Vodafone Blocks Ads
Vodafone blocks ads in an attempt to protect their brand. This follows the controversy of advertisements appearing on sites that predominantly contain “hate speech” and/or “fake news”. The mobile operator is introducing a whitelist to prevent their ads from appearing on sites that may be damaging to their brand.
The Vodafone Whitelist
This new approach means Vodafone will move away from their previous “blacklist” and instead adopt a whitelist. It will use content controls designed by its agency partner WPP as well as Facebook and Google. With the aim of ensuring Vodafone’s ads only appear on selected sites identified as being highly unlikely to display harmful content.
Marketing Week spoke to Vodafone’s group director of corporate affairs, Mat Peacock, about why they are no longer relying on blacklists:

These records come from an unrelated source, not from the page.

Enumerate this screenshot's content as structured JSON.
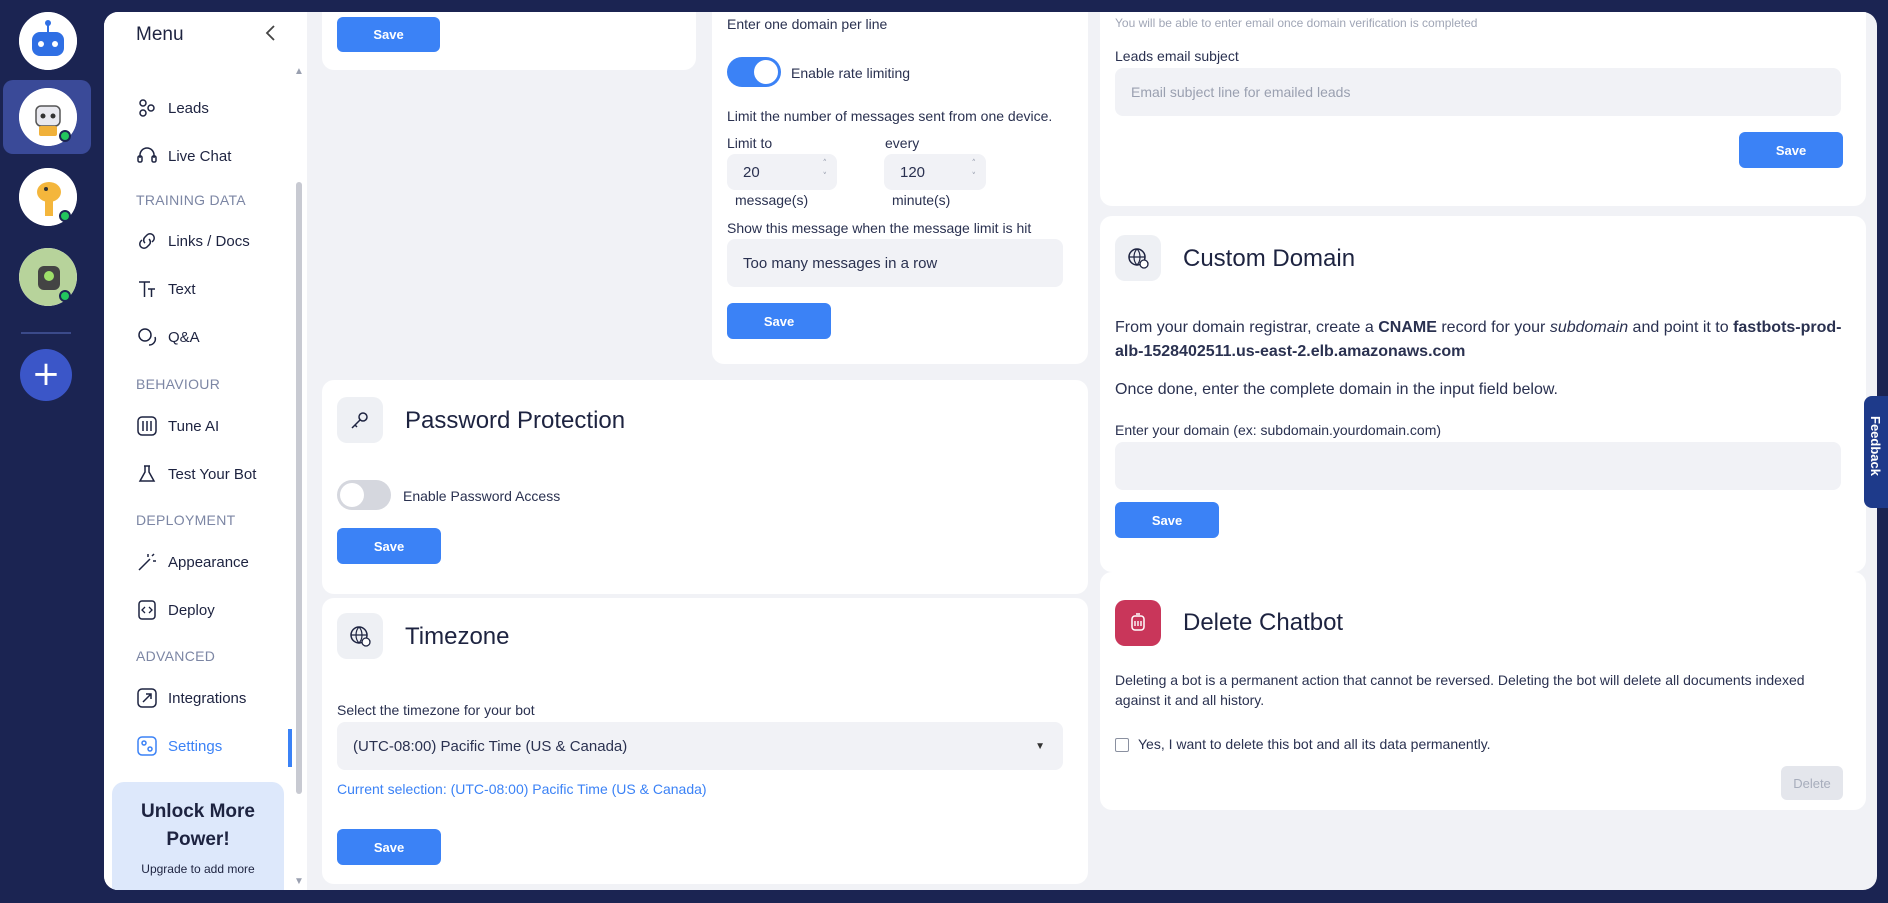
{
  "rail": {
    "add_label": "+"
  },
  "sidebar": {
    "title": "Menu",
    "collapse_icon": "chevron-left-icon",
    "items": {
      "leads": "Leads",
      "live_chat": "Live Chat",
      "links_docs": "Links / Docs",
      "text": "Text",
      "qa": "Q&A",
      "tune_ai": "Tune AI",
      "test_bot": "Test Your Bot",
      "appearance": "Appearance",
      "deploy": "Deploy",
      "integrations": "Integrations",
      "settings": "Settings"
    },
    "sections": {
      "training": "TRAINING DATA",
      "behaviour": "BEHAVIOUR",
      "deployment": "DEPLOYMENT",
      "advanced": "ADVANCED"
    },
    "upgrade": {
      "title": "Unlock More Power!",
      "subtitle": "Upgrade to add more"
    }
  },
  "top_left_card": {
    "save_label": "Save"
  },
  "rate_card": {
    "domain_hint": "Enter one domain per line",
    "toggle_label": "Enable rate limiting",
    "toggle_on": true,
    "limit_desc": "Limit the number of messages sent from one device.",
    "limit_to_label": "Limit to",
    "every_label": "every",
    "limit_value": "20",
    "every_value": "120",
    "messages_unit": "message(s)",
    "minutes_unit": "minute(s)",
    "limit_msg_label": "Show this message when the message limit is hit",
    "limit_msg_value": "Too many messages in a row",
    "save_label": "Save"
  },
  "password_card": {
    "title": "Password Protection",
    "toggle_label": "Enable Password Access",
    "toggle_on": false,
    "save_label": "Save"
  },
  "timezone_card": {
    "title": "Timezone",
    "select_label": "Select the timezone for your bot",
    "selected": "(UTC-08:00) Pacific Time (US & Canada)",
    "current": "Current selection: (UTC-08:00) Pacific Time (US & Canada)",
    "save_label": "Save"
  },
  "email_card": {
    "verify_note": "You will be able to enter email once domain verification is completed",
    "subject_label": "Leads email subject",
    "subject_placeholder": "Email subject line for emailed leads",
    "save_label": "Save"
  },
  "domain_card": {
    "title": "Custom Domain",
    "text_1": "From your domain registrar, create a ",
    "text_cname": "CNAME",
    "text_2": " record for your ",
    "text_subdomain": "subdomain",
    "text_3": " and point it to ",
    "text_target": "fastbots-prod-alb-1528402511.us-east-2.elb.amazonaws.com",
    "text_done": "Once done, enter the complete domain in the input field below.",
    "input_label": "Enter your domain (ex: subdomain.yourdomain.com)",
    "input_value": "",
    "save_label": "Save"
  },
  "delete_card": {
    "title": "Delete Chatbot",
    "warning": "Deleting a bot is a permanent action that cannot be reversed. Deleting the bot will delete all documents indexed against it and all history.",
    "confirm_label": "Yes, I want to delete this bot and all its data permanently.",
    "confirm_checked": false,
    "delete_label": "Delete"
  },
  "feedback_label": "Feedback",
  "colors": {
    "accent": "#3b82f6",
    "danger": "#c9365a",
    "navy": "#1b2452"
  }
}
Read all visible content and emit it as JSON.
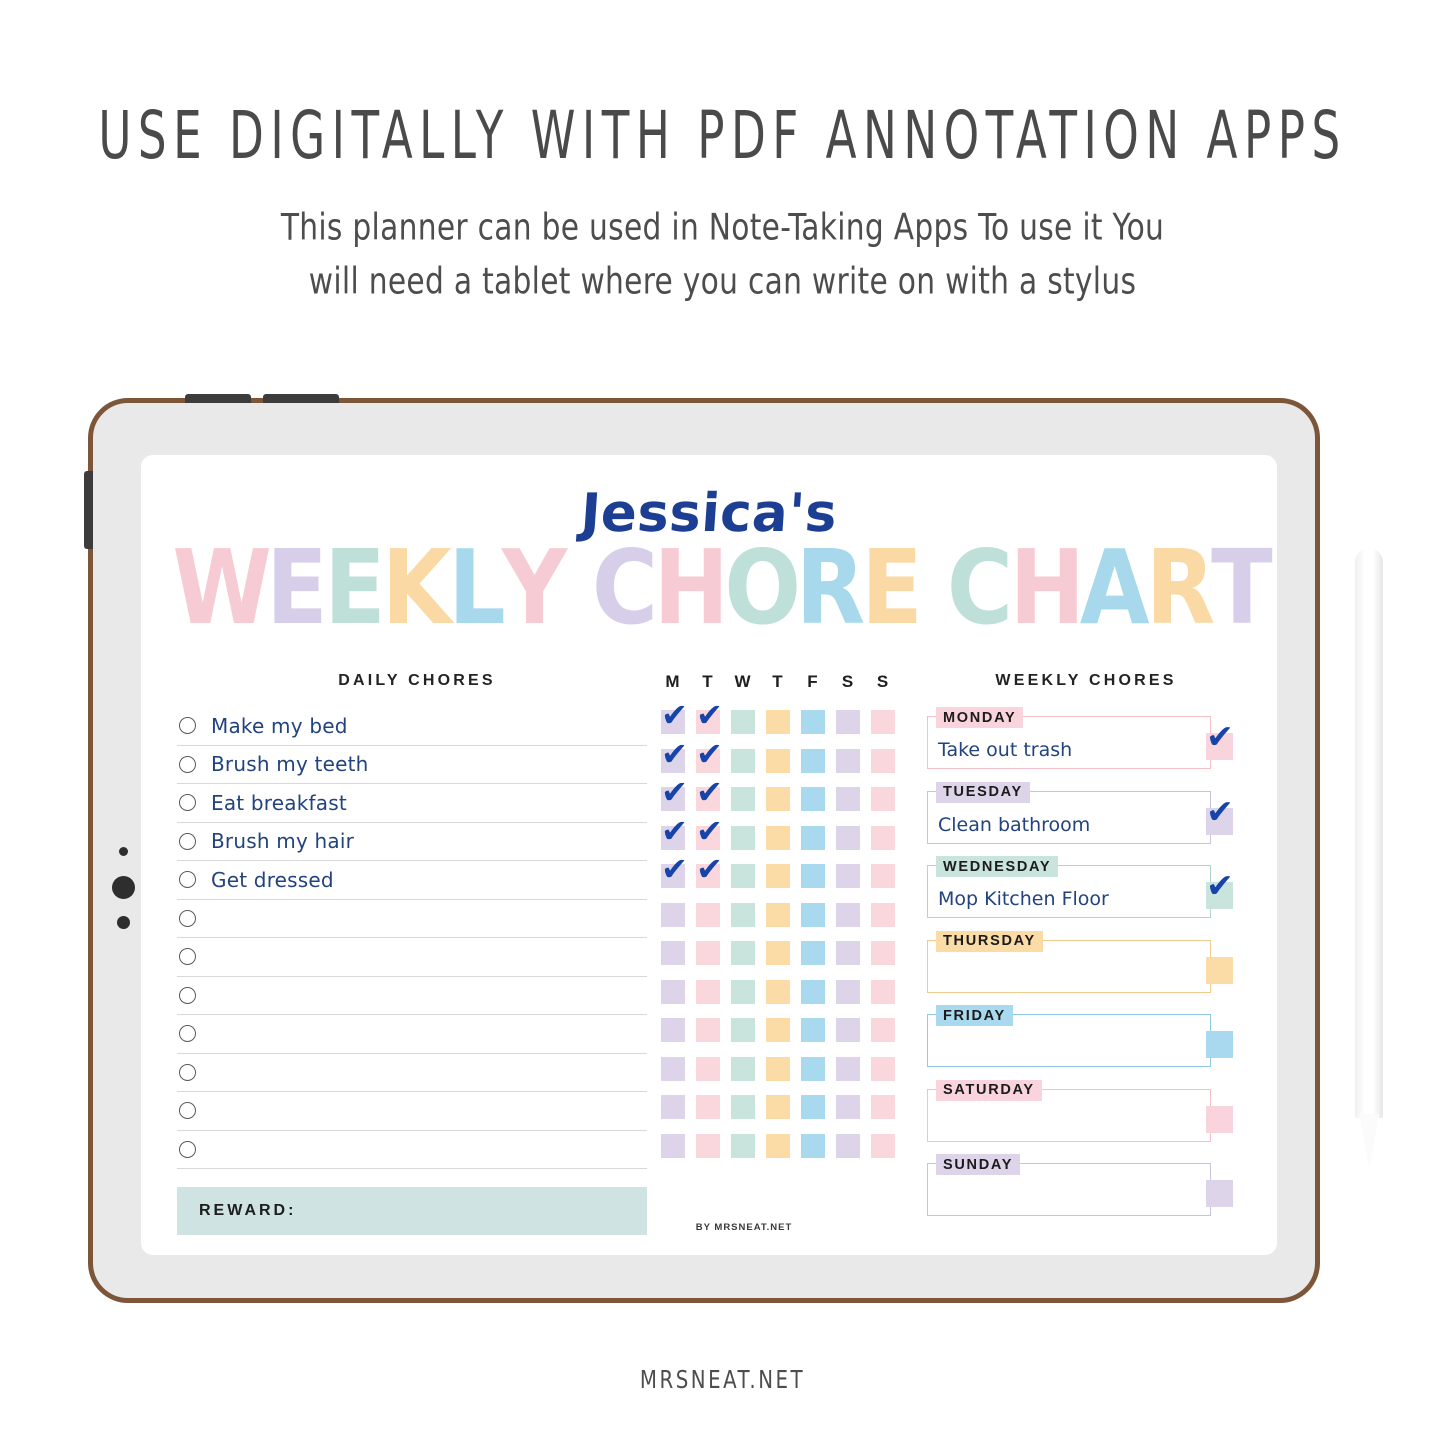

“Blacklists are quite good at ensuring ads don’t appear on porn sites and gambling sites because the sites are easy to identify through metadata.. The issue here is that hate speech and fake news are heard to identify algorithmically – you need human beings. That is the root of many of the issues”.
He went on to explain that it is unacceptable for ads to appear in “loathsome” places. Also, that the blacklist is not sufficient enough to guarantee ads will not appear next to undesired content.
What sites will be affected?
Vodafone defines outlets that may not make the whitelist as those that:
- deliberately intend to degrade women or vulnerable minorities
- present unreliable content as fact-based news that has new reliable source and is deemed to be misleading.
Sites such as YouTube will, therefore, be affected. However, instead of a complete ban on ads on YouTube, Vodafone will analyse each channel to see if it meets the required criteria for the whitelist.
The number of websites that fail the tests is said to be in the”hundreds of thousands”. Way more than people realise said Peacock. Picking and choosing where ads can appear may mean Vodafone misses out on future revenues. However, doing so allows a way of censoring/controlling their reputation among audiences.
In addition, Vodafone says the measures will be reviewed “regularly” to make sure the websites on the whitelist is “appropriate and neither too broad or too narrow”.
Vodafone blocks ads for Brand Safety
These policy reviews have come to light in the wake of growing concerns over brand safety. This includes the increasing presence of automated ad technologies which make it increasingly difficult to manage where ads are appearing.
The Times conducted an investigation earlier this year which revealed ads from McDonald’s and Marks & Spencer’s to appear next to objectionable content on sites such as YouTube.
This led hundreds of advertisers to remove YouTube ads until assurances could be made about where the ads would appear. Both Vodafone and Sky pulled their advertisements until the problems could be resolved.
Since introducing the whitelist, Vodafone has resumed advertising with Google under their own rules.
Is this the future of managing automated ads? Let us know what you think in the comments.